• Image about steel-toes-kurt-cobain-americanway

They’re weathered. Shiny. Vintage. Some have steel toes; others, zippers. There are about 250 varieties, including limited-edition cherry reds and even a 14-eye boot with lilac, black and peacock patchwork.

From their humble beginnings as the worker’s boot, Dr. (“Doc”) Martens have come a long way, morphing into a favorite fashion accessory for punks, mods, rockers, goths — and now hipsters — and supporting the soles of everyone from Kurt Cobain to the Dalai Lama. It’s been 50 years since the first pair of 1460s (the iconic eight-eye boot with yellow welt stitching and an AirWair sole) hit the market. Here are some of the Doc’s biggest moments:

  • Image about steel-toes-kurt-cobain-americanway
Drs. Herbert Funck and Klaus Maertens
1945–47: Germany’s Dr. Klaus Maertens injures his ankle while skiing. For comfort, he designs a pair of boots sporting air-cushioned soles. Later, with Dr. Herbert Funck, he improves the sole with rubber.

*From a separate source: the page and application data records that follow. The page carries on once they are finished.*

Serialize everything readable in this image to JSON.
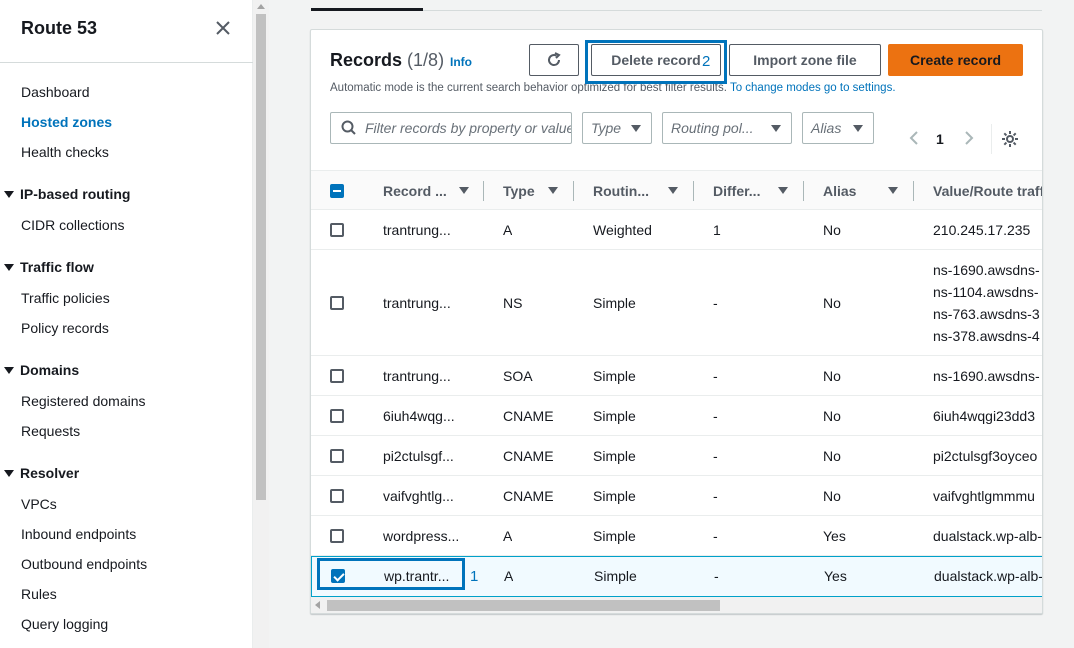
{
  "sidebar": {
    "title": "Route 53",
    "items": [
      {
        "label": "Dashboard"
      },
      {
        "label": "Hosted zones"
      },
      {
        "label": "Health checks"
      }
    ],
    "sections": [
      {
        "label": "IP-based routing",
        "items": [
          "CIDR collections"
        ]
      },
      {
        "label": "Traffic flow",
        "items": [
          "Traffic policies",
          "Policy records"
        ]
      },
      {
        "label": "Domains",
        "items": [
          "Registered domains",
          "Requests"
        ]
      },
      {
        "label": "Resolver",
        "items": [
          "VPCs",
          "Inbound endpoints",
          "Outbound endpoints",
          "Rules",
          "Query logging"
        ]
      }
    ]
  },
  "records": {
    "title": "Records",
    "count": "(1/8)",
    "info": "Info",
    "subtext": "Automatic mode is the current search behavior optimized for best filter results.",
    "subtext_link": "To change modes go to settings.",
    "buttons": {
      "delete": "Delete record",
      "import": "Import zone file",
      "create": "Create record"
    },
    "annotations": {
      "delete": "2",
      "row": "1"
    },
    "filters": {
      "search_placeholder": "Filter records by property or value",
      "type": "Type",
      "routing": "Routing pol...",
      "alias": "Alias"
    },
    "page": "1",
    "columns": [
      "Record ...",
      "Type",
      "Routin...",
      "Differ...",
      "Alias",
      "Value/Route traffic to"
    ],
    "rows": [
      {
        "name": "trantrung...",
        "type": "A",
        "routing": "Weighted",
        "diff": "1",
        "alias": "No",
        "values": [
          "210.245.17.235"
        ],
        "selected": false
      },
      {
        "name": "trantrung...",
        "type": "NS",
        "routing": "Simple",
        "diff": "-",
        "alias": "No",
        "values": [
          "ns-1690.awsdns-",
          "ns-1104.awsdns-",
          "ns-763.awsdns-3",
          "ns-378.awsdns-4"
        ],
        "selected": false
      },
      {
        "name": "trantrung...",
        "type": "SOA",
        "routing": "Simple",
        "diff": "-",
        "alias": "No",
        "values": [
          "ns-1690.awsdns-"
        ],
        "selected": false
      },
      {
        "name": "6iuh4wqg...",
        "type": "CNAME",
        "routing": "Simple",
        "diff": "-",
        "alias": "No",
        "values": [
          "6iuh4wqgi23dd3"
        ],
        "selected": false
      },
      {
        "name": "pi2ctulsgf...",
        "type": "CNAME",
        "routing": "Simple",
        "diff": "-",
        "alias": "No",
        "values": [
          "pi2ctulsgf3oyceo"
        ],
        "selected": false
      },
      {
        "name": "vaifvghtlg...",
        "type": "CNAME",
        "routing": "Simple",
        "diff": "-",
        "alias": "No",
        "values": [
          "vaifvghtlgmmmu"
        ],
        "selected": false
      },
      {
        "name": "wordpress...",
        "type": "A",
        "routing": "Simple",
        "diff": "-",
        "alias": "Yes",
        "values": [
          "dualstack.wp-alb-"
        ],
        "selected": false
      },
      {
        "name": "wp.trantr...",
        "type": "A",
        "routing": "Simple",
        "diff": "-",
        "alias": "Yes",
        "values": [
          "dualstack.wp-alb-"
        ],
        "selected": true
      }
    ]
  },
  "colors": {
    "accent": "#0073bb",
    "primary_button": "#ec7211"
  }
}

1960: British shoe manufacturer R. Griggs Group Ltd. acquires sole rights. After revamping the uppers and Anglicizing the name, they release Dr. Martens’ now famous 1460 model on April 1.

1975: Elton John appears in The Who’s rock-musical film Tommy sporting a gigantic pair of Dr. Martens–inspired boots, which are now on display at England’s Northampton Museum & Art Gallery.

1996: The Vatican orders 100 pairs of Dr. Martens, including one for the pontiff himself.

2010: The 100 millionth pair is sold. Boutiques open in San Francisco’s Haight-Ashbury neighborhood and in New York City, joining existing stores in Portland and Seattle.